Like Tesla, BYD spends a considerable amount on R&D, at roughly $2.77 billion annually. But unlike Tesla, this money is spent on creating battery technology, increasing their EVs’ efficiency, improving manufacturing, and developing new models and platforms. So, while their R&D expenditure might be lower than Tesla’s because they aren’t playing around with AI, they actually spend over a billion dollars more per year on EV development!
As such, it’s no wonder that they have dramatically increased production over the past few years to match and now beat Tesla’s industry-leading production. Amazingly, during this push, their profit margins grew to 22.1%, notably higher than Tesla’s.
How have they done this? Well, they developed a fantastic battery called the Blade Battery that is dramatically cheaper and easier to produce than Tesla’s 4680 whilst having the same, if not better, performance (read more here). The battery is so good that Tesla is buying it for its European-made Model Ys over their own 4680 cells. BYD has also adopted Tesla’s gigacasting production method (which wasn’t actually Tesla’s idea; they just were one of the first to use it) and ran with it, making their production lines far more efficient and cheaper to set up and run. In fact, BYD is filing patents around EV technology and production 16 times faster than Tesla, and this IP is driving the cost of their EVs down while increasing their performance.
I mean, who would have thought it, spending more money on developing EVs leads to better EVs that sell more…
This is painfully obvious when you compare Tesla’s Model 3 with BYD’s Seal. These two cars are almost identical in size and cargo capacity. In the UK, the mid-range Seal costs £45,695, has an 84 kWh 800-volt battery pack, a WLTP range of 354 miles, and a 10% to 80% charge time of 37 minutes. The Tesla Model 3 Long-Range costs £4,295 more, has a smaller 78.1 kWh 400-volt battery, a slightly smaller WLTP range of 348 miles and a slightly faster 10% to 80% time of just under 30 minutes. This price difference seems acceptable, as the Tesla has more power and quicker acceleration. However, The Seal is a far newer model than the 3, and therefore, its price will fall over the coming years as production set-up costs are paid off. BYD also predicts that their Blade Battery could cost as little as $55.40 per kWh in a few years, which is less than half the cost of the cells in the Tesla. So give it some time, and the Seal seems set to undercut the Model 3 dramatically.
So, should Musk be worried?
Yes, he should. BYD has achieved all of this whilst only really being in the Chinese market. They are now actively expanding into Europe, the UK, Australia and Canada with manufacturing facilities and dealerships in these locations. Moreover, they are doing really well in these new markets, with glowing reviews of the models already on sale there. This expansion, combined with their tumbling production costs and increasing performance (thanks to actually spending R&D money on EV development) makes them a considerable threat to Tesla’s domination of the EV world. What’s more, as people become disillusioned with Musk’s endless promises that fully autonomous Teslas are just a few years away, there is a risk that BYD’s success could expose Tesla’s AI push as folly and tank its stock value. So, Musk should be worried; as if he can’t get his AI to work as promised soon, Tesla will be utterly dethroned.

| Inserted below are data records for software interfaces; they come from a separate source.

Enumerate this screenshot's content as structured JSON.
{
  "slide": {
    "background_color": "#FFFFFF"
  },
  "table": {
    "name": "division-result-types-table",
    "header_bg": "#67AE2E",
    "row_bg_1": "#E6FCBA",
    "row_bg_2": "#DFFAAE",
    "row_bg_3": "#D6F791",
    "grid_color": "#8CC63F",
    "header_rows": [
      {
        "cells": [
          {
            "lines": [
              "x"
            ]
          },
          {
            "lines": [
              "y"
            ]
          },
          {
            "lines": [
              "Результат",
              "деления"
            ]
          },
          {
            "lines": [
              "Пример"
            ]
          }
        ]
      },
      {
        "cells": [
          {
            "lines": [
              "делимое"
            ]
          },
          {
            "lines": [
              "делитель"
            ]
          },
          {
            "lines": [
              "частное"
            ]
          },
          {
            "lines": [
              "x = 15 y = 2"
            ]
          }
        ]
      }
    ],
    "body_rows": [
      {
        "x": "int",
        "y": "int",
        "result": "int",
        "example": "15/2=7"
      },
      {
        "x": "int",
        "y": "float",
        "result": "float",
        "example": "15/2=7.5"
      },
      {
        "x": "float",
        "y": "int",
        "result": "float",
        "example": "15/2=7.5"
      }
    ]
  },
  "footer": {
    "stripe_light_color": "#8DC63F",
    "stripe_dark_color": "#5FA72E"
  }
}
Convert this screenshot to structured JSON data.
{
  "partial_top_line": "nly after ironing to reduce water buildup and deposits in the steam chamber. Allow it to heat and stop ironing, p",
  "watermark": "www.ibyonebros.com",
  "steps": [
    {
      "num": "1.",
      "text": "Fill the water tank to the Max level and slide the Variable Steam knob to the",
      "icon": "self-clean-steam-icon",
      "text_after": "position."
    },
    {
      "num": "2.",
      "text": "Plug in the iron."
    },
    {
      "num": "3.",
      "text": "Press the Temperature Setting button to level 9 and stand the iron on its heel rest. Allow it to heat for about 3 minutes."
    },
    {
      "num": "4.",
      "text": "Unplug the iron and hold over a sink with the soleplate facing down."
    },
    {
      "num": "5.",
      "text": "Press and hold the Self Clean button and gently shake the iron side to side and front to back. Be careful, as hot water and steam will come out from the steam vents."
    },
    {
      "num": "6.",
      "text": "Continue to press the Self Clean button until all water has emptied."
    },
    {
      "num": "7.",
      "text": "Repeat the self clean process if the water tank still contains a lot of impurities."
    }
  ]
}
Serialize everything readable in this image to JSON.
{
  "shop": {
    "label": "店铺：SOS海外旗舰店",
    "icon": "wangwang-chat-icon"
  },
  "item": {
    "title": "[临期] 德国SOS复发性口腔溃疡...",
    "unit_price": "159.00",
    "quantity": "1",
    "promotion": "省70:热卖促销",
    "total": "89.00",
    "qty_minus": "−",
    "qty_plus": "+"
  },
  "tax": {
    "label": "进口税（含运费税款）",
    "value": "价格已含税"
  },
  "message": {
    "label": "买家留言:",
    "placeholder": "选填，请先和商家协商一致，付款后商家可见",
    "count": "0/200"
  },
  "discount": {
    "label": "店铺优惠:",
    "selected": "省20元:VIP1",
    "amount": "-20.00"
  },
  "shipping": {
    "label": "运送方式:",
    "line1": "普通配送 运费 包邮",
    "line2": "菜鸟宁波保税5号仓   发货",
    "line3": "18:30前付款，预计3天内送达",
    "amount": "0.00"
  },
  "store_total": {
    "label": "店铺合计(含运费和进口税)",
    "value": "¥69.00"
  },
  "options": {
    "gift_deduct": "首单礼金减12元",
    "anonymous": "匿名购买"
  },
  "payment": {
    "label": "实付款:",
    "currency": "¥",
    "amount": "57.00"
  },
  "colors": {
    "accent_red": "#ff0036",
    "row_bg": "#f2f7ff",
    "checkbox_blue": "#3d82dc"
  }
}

Thanks for reading! Content like this doesn’t happen without your support. So, if you want to see more like this, don’t forget to Subscribe and follow me on BlueSky or X and help get the word out by hitting the share button below.
Sources: FT, The Guardian, Bloomberg, The Register, Electrek, Statista, FT, IOT, WSJ, Inside EVs, Y Charts, Statista, Verdict, NY Post, IBD, EV Database, Green car guide, EV Database, Inside EVs, Verdict